(TASK DATA begins)

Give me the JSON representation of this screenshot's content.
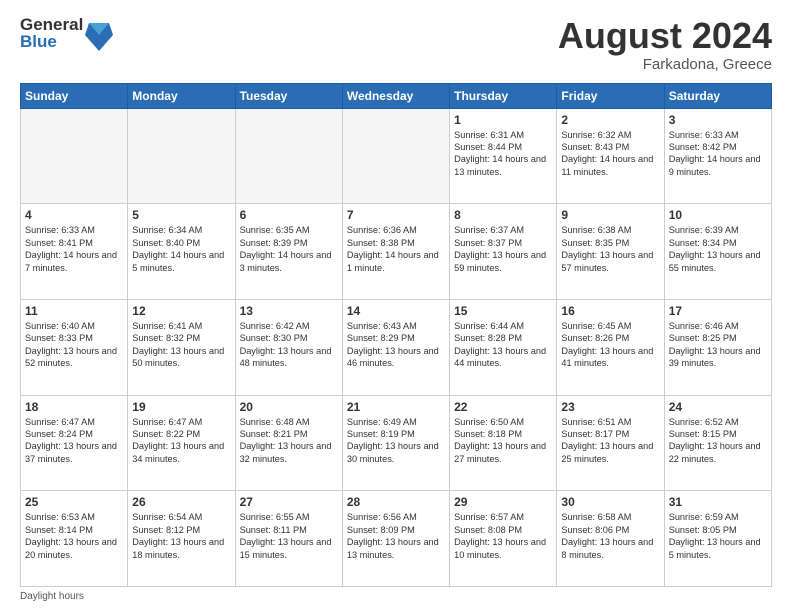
{
  "logo": {
    "general": "General",
    "blue": "Blue"
  },
  "header": {
    "month": "August 2024",
    "location": "Farkadona, Greece"
  },
  "weekdays": [
    "Sunday",
    "Monday",
    "Tuesday",
    "Wednesday",
    "Thursday",
    "Friday",
    "Saturday"
  ],
  "weeks": [
    [
      {
        "day": "",
        "sunrise": "",
        "sunset": "",
        "daylight": "",
        "empty": true
      },
      {
        "day": "",
        "sunrise": "",
        "sunset": "",
        "daylight": "",
        "empty": true
      },
      {
        "day": "",
        "sunrise": "",
        "sunset": "",
        "daylight": "",
        "empty": true
      },
      {
        "day": "",
        "sunrise": "",
        "sunset": "",
        "daylight": "",
        "empty": true
      },
      {
        "day": "1",
        "sunrise": "Sunrise: 6:31 AM",
        "sunset": "Sunset: 8:44 PM",
        "daylight": "Daylight: 14 hours and 13 minutes.",
        "empty": false
      },
      {
        "day": "2",
        "sunrise": "Sunrise: 6:32 AM",
        "sunset": "Sunset: 8:43 PM",
        "daylight": "Daylight: 14 hours and 11 minutes.",
        "empty": false
      },
      {
        "day": "3",
        "sunrise": "Sunrise: 6:33 AM",
        "sunset": "Sunset: 8:42 PM",
        "daylight": "Daylight: 14 hours and 9 minutes.",
        "empty": false
      }
    ],
    [
      {
        "day": "4",
        "sunrise": "Sunrise: 6:33 AM",
        "sunset": "Sunset: 8:41 PM",
        "daylight": "Daylight: 14 hours and 7 minutes.",
        "empty": false
      },
      {
        "day": "5",
        "sunrise": "Sunrise: 6:34 AM",
        "sunset": "Sunset: 8:40 PM",
        "daylight": "Daylight: 14 hours and 5 minutes.",
        "empty": false
      },
      {
        "day": "6",
        "sunrise": "Sunrise: 6:35 AM",
        "sunset": "Sunset: 8:39 PM",
        "daylight": "Daylight: 14 hours and 3 minutes.",
        "empty": false
      },
      {
        "day": "7",
        "sunrise": "Sunrise: 6:36 AM",
        "sunset": "Sunset: 8:38 PM",
        "daylight": "Daylight: 14 hours and 1 minute.",
        "empty": false
      },
      {
        "day": "8",
        "sunrise": "Sunrise: 6:37 AM",
        "sunset": "Sunset: 8:37 PM",
        "daylight": "Daylight: 13 hours and 59 minutes.",
        "empty": false
      },
      {
        "day": "9",
        "sunrise": "Sunrise: 6:38 AM",
        "sunset": "Sunset: 8:35 PM",
        "daylight": "Daylight: 13 hours and 57 minutes.",
        "empty": false
      },
      {
        "day": "10",
        "sunrise": "Sunrise: 6:39 AM",
        "sunset": "Sunset: 8:34 PM",
        "daylight": "Daylight: 13 hours and 55 minutes.",
        "empty": false
      }
    ],
    [
      {
        "day": "11",
        "sunrise": "Sunrise: 6:40 AM",
        "sunset": "Sunset: 8:33 PM",
        "daylight": "Daylight: 13 hours and 52 minutes.",
        "empty": false
      },
      {
        "day": "12",
        "sunrise": "Sunrise: 6:41 AM",
        "sunset": "Sunset: 8:32 PM",
        "daylight": "Daylight: 13 hours and 50 minutes.",
        "empty": false
      },
      {
        "day": "13",
        "sunrise": "Sunrise: 6:42 AM",
        "sunset": "Sunset: 8:30 PM",
        "daylight": "Daylight: 13 hours and 48 minutes.",
        "empty": false
      },
      {
        "day": "14",
        "sunrise": "Sunrise: 6:43 AM",
        "sunset": "Sunset: 8:29 PM",
        "daylight": "Daylight: 13 hours and 46 minutes.",
        "empty": false
      },
      {
        "day": "15",
        "sunrise": "Sunrise: 6:44 AM",
        "sunset": "Sunset: 8:28 PM",
        "daylight": "Daylight: 13 hours and 44 minutes.",
        "empty": false
      },
      {
        "day": "16",
        "sunrise": "Sunrise: 6:45 AM",
        "sunset": "Sunset: 8:26 PM",
        "daylight": "Daylight: 13 hours and 41 minutes.",
        "empty": false
      },
      {
        "day": "17",
        "sunrise": "Sunrise: 6:46 AM",
        "sunset": "Sunset: 8:25 PM",
        "daylight": "Daylight: 13 hours and 39 minutes.",
        "empty": false
      }
    ],
    [
      {
        "day": "18",
        "sunrise": "Sunrise: 6:47 AM",
        "sunset": "Sunset: 8:24 PM",
        "daylight": "Daylight: 13 hours and 37 minutes.",
        "empty": false
      },
      {
        "day": "19",
        "sunrise": "Sunrise: 6:47 AM",
        "sunset": "Sunset: 8:22 PM",
        "daylight": "Daylight: 13 hours and 34 minutes.",
        "empty": false
      },
      {
        "day": "20",
        "sunrise": "Sunrise: 6:48 AM",
        "sunset": "Sunset: 8:21 PM",
        "daylight": "Daylight: 13 hours and 32 minutes.",
        "empty": false
      },
      {
        "day": "21",
        "sunrise": "Sunrise: 6:49 AM",
        "sunset": "Sunset: 8:19 PM",
        "daylight": "Daylight: 13 hours and 30 minutes.",
        "empty": false
      },
      {
        "day": "22",
        "sunrise": "Sunrise: 6:50 AM",
        "sunset": "Sunset: 8:18 PM",
        "daylight": "Daylight: 13 hours and 27 minutes.",
        "empty": false
      },
      {
        "day": "23",
        "sunrise": "Sunrise: 6:51 AM",
        "sunset": "Sunset: 8:17 PM",
        "daylight": "Daylight: 13 hours and 25 minutes.",
        "empty": false
      },
      {
        "day": "24",
        "sunrise": "Sunrise: 6:52 AM",
        "sunset": "Sunset: 8:15 PM",
        "daylight": "Daylight: 13 hours and 22 minutes.",
        "empty": false
      }
    ],
    [
      {
        "day": "25",
        "sunrise": "Sunrise: 6:53 AM",
        "sunset": "Sunset: 8:14 PM",
        "daylight": "Daylight: 13 hours and 20 minutes.",
        "empty": false
      },
      {
        "day": "26",
        "sunrise": "Sunrise: 6:54 AM",
        "sunset": "Sunset: 8:12 PM",
        "daylight": "Daylight: 13 hours and 18 minutes.",
        "empty": false
      },
      {
        "day": "27",
        "sunrise": "Sunrise: 6:55 AM",
        "sunset": "Sunset: 8:11 PM",
        "daylight": "Daylight: 13 hours and 15 minutes.",
        "empty": false
      },
      {
        "day": "28",
        "sunrise": "Sunrise: 6:56 AM",
        "sunset": "Sunset: 8:09 PM",
        "daylight": "Daylight: 13 hours and 13 minutes.",
        "empty": false
      },
      {
        "day": "29",
        "sunrise": "Sunrise: 6:57 AM",
        "sunset": "Sunset: 8:08 PM",
        "daylight": "Daylight: 13 hours and 10 minutes.",
        "empty": false
      },
      {
        "day": "30",
        "sunrise": "Sunrise: 6:58 AM",
        "sunset": "Sunset: 8:06 PM",
        "daylight": "Daylight: 13 hours and 8 minutes.",
        "empty": false
      },
      {
        "day": "31",
        "sunrise": "Sunrise: 6:59 AM",
        "sunset": "Sunset: 8:05 PM",
        "daylight": "Daylight: 13 hours and 5 minutes.",
        "empty": false
      }
    ]
  ],
  "footer": {
    "daylight_label": "Daylight hours"
  }
}
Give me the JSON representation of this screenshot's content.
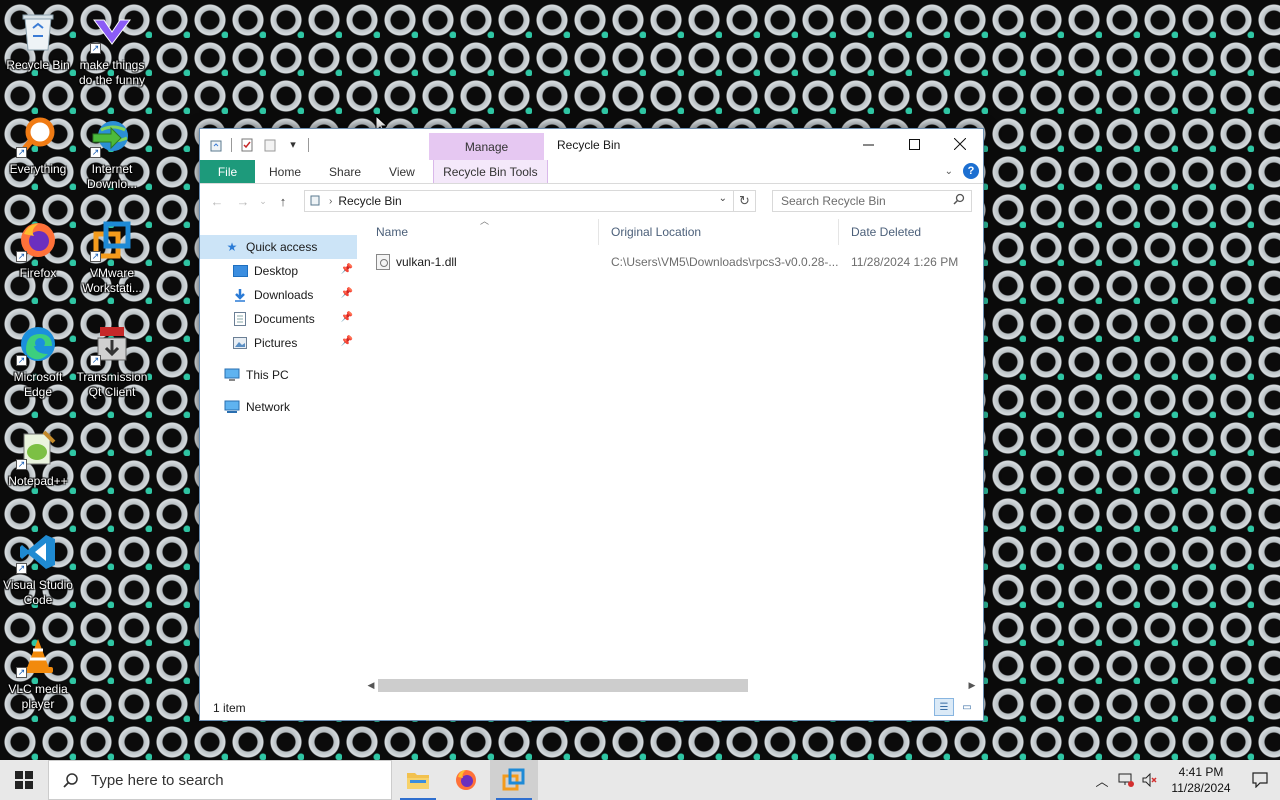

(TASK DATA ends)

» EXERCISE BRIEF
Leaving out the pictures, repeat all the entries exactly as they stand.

» EXERCISE RESPONSE
Give me the JSON representation of this screenshot's content.
{
  "logo": {
    "general": "General",
    "blue": "Blue"
  },
  "header": {
    "month": "August 2024",
    "location": "Farkadona, Greece"
  },
  "weekdays": [
    "Sunday",
    "Monday",
    "Tuesday",
    "Wednesday",
    "Thursday",
    "Friday",
    "Saturday"
  ],
  "weeks": [
    [
      {
        "day": "",
        "sunrise": "",
        "sunset": "",
        "daylight": "",
        "empty": true
      },
      {
        "day": "",
        "sunrise": "",
        "sunset": "",
        "daylight": "",
        "empty": true
      },
      {
        "day": "",
        "sunrise": "",
        "sunset": "",
        "daylight": "",
        "empty": true
      },
      {
        "day": "",
        "sunrise": "",
        "sunset": "",
        "daylight": "",
        "empty": true
      },
      {
        "day": "1",
        "sunrise": "Sunrise: 6:31 AM",
        "sunset": "Sunset: 8:44 PM",
        "daylight": "Daylight: 14 hours and 13 minutes.",
        "empty": false
      },
      {
        "day": "2",
        "sunrise": "Sunrise: 6:32 AM",
        "sunset": "Sunset: 8:43 PM",
        "daylight": "Daylight: 14 hours and 11 minutes.",
        "empty": false
      },
      {
        "day": "3",
        "sunrise": "Sunrise: 6:33 AM",
        "sunset": "Sunset: 8:42 PM",
        "daylight": "Daylight: 14 hours and 9 minutes.",
        "empty": false
      }
    ],
    [
      {
        "day": "4",
        "sunrise": "Sunrise: 6:33 AM",
        "sunset": "Sunset: 8:41 PM",
        "daylight": "Daylight: 14 hours and 7 minutes.",
        "empty": false
      },
      {
        "day": "5",
        "sunrise": "Sunrise: 6:34 AM",
        "sunset": "Sunset: 8:40 PM",
        "daylight": "Daylight: 14 hours and 5 minutes.",
        "empty": false
      },
      {
        "day": "6",
        "sunrise": "Sunrise: 6:35 AM",
        "sunset": "Sunset: 8:39 PM",
        "daylight": "Daylight: 14 hours and 3 minutes.",
        "empty": false
      },
      {
        "day": "7",
        "sunrise": "Sunrise: 6:36 AM",
        "sunset": "Sunset: 8:38 PM",
        "daylight": "Daylight: 14 hours and 1 minute.",
        "empty": false
      },
      {
        "day": "8",
        "sunrise": "Sunrise: 6:37 AM",
        "sunset": "Sunset: 8:37 PM",
        "daylight": "Daylight: 13 hours and 59 minutes.",
        "empty": false
      },
      {
        "day": "9",
        "sunrise": "Sunrise: 6:38 AM",
        "sunset": "Sunset: 8:35 PM",
        "daylight": "Daylight: 13 hours and 57 minutes.",
        "empty": false
      },
      {
        "day": "10",
        "sunrise": "Sunrise: 6:39 AM",
        "sunset": "Sunset: 8:34 PM",
        "daylight": "Daylight: 13 hours and 55 minutes.",
        "empty": false
      }
    ],
    [
      {
        "day": "11",
        "sunrise": "Sunrise: 6:40 AM",
        "sunset": "Sunset: 8:33 PM",
        "daylight": "Daylight: 13 hours and 52 minutes.",
        "empty": false
      },
      {
        "day": "12",
        "sunrise": "Sunrise: 6:41 AM",
        "sunset": "Sunset: 8:32 PM",
        "daylight": "Daylight: 13 hours and 50 minutes.",
        "empty": false
      },
      {
        "day": "13",
        "sunrise": "Sunrise: 6:42 AM",
        "sunset": "Sunset: 8:30 PM",
        "daylight": "Daylight: 13 hours and 48 minutes.",
        "empty": false
      },
      {
        "day": "14",
        "sunrise": "Sunrise: 6:43 AM",
        "sunset": "Sunset: 8:29 PM",
        "daylight": "Daylight: 13 hours and 46 minutes.",
        "empty": false
      },
      {
        "day": "15",
        "sunrise": "Sunrise: 6:44 AM",
        "sunset": "Sunset: 8:28 PM",
        "daylight": "Daylight: 13 hours and 44 minutes.",
        "empty": false
      },
      {
        "day": "16",
        "sunrise": "Sunrise: 6:45 AM",
        "sunset": "Sunset: 8:26 PM",
        "daylight": "Daylight: 13 hours and 41 minutes.",
        "empty": false
      },
      {
        "day": "17",
        "sunrise": "Sunrise: 6:46 AM",
        "sunset": "Sunset: 8:25 PM",
        "daylight": "Daylight: 13 hours and 39 minutes.",
        "empty": false
      }
    ],
    [
      {
        "day": "18",
        "sunrise": "Sunrise: 6:47 AM",
        "sunset": "Sunset: 8:24 PM",
        "daylight": "Daylight: 13 hours and 37 minutes.",
        "empty": false
      },
      {
        "day": "19",
        "sunrise": "Sunrise: 6:47 AM",
        "sunset": "Sunset: 8:22 PM",
        "daylight": "Daylight: 13 hours and 34 minutes.",
        "empty": false
      },
      {
        "day": "20",
        "sunrise": "Sunrise: 6:48 AM",
        "sunset": "Sunset: 8:21 PM",
        "daylight": "Daylight: 13 hours and 32 minutes.",
        "empty": false
      },
      {
        "day": "21",
        "sunrise": "Sunrise: 6:49 AM",
        "sunset": "Sunset: 8:19 PM",
        "daylight": "Daylight: 13 hours and 30 minutes.",
        "empty": false
      },
      {
        "day": "22",
        "sunrise": "Sunrise: 6:50 AM",
        "sunset": "Sunset: 8:18 PM",
        "daylight": "Daylight: 13 hours and 27 minutes.",
        "empty": false
      },
      {
        "day": "23",
        "sunrise": "Sunrise: 6:51 AM",
        "sunset": "Sunset: 8:17 PM",
        "daylight": "Daylight: 13 hours and 25 minutes.",
        "empty": false
      },
      {
        "day": "24",
        "sunrise": "Sunrise: 6:52 AM",
        "sunset": "Sunset: 8:15 PM",
        "daylight": "Daylight: 13 hours and 22 minutes.",
        "empty": false
      }
    ],
    [
      {
        "day": "25",
        "sunrise": "Sunrise: 6:53 AM",
        "sunset": "Sunset: 8:14 PM",
        "daylight": "Daylight: 13 hours and 20 minutes.",
        "empty": false
      },
      {
        "day": "26",
        "sunrise": "Sunrise: 6:54 AM",
        "sunset": "Sunset: 8:12 PM",
        "daylight": "Daylight: 13 hours and 18 minutes.",
        "empty": false
      },
      {
        "day": "27",
        "sunrise": "Sunrise: 6:55 AM",
        "sunset": "Sunset: 8:11 PM",
        "daylight": "Daylight: 13 hours and 15 minutes.",
        "empty": false
      },
      {
        "day": "28",
        "sunrise": "Sunrise: 6:56 AM",
        "sunset": "Sunset: 8:09 PM",
        "daylight": "Daylight: 13 hours and 13 minutes.",
        "empty": false
      },
      {
        "day": "29",
        "sunrise": "Sunrise: 6:57 AM",
        "sunset": "Sunset: 8:08 PM",
        "daylight": "Daylight: 13 hours and 10 minutes.",
        "empty": false
      },
      {
        "day": "30",
        "sunrise": "Sunrise: 6:58 AM",
        "sunset": "Sunset: 8:06 PM",
        "daylight": "Daylight: 13 hours and 8 minutes.",
        "empty": false
      },
      {
        "day": "31",
        "sunrise": "Sunrise: 6:59 AM",
        "sunset": "Sunset: 8:05 PM",
        "daylight": "Daylight: 13 hours and 5 minutes.",
        "empty": false
      }
    ]
  ],
  "footer": {
    "daylight_label": "Daylight hours"
  }
}
Give me the JSON representation of this screenshot's content.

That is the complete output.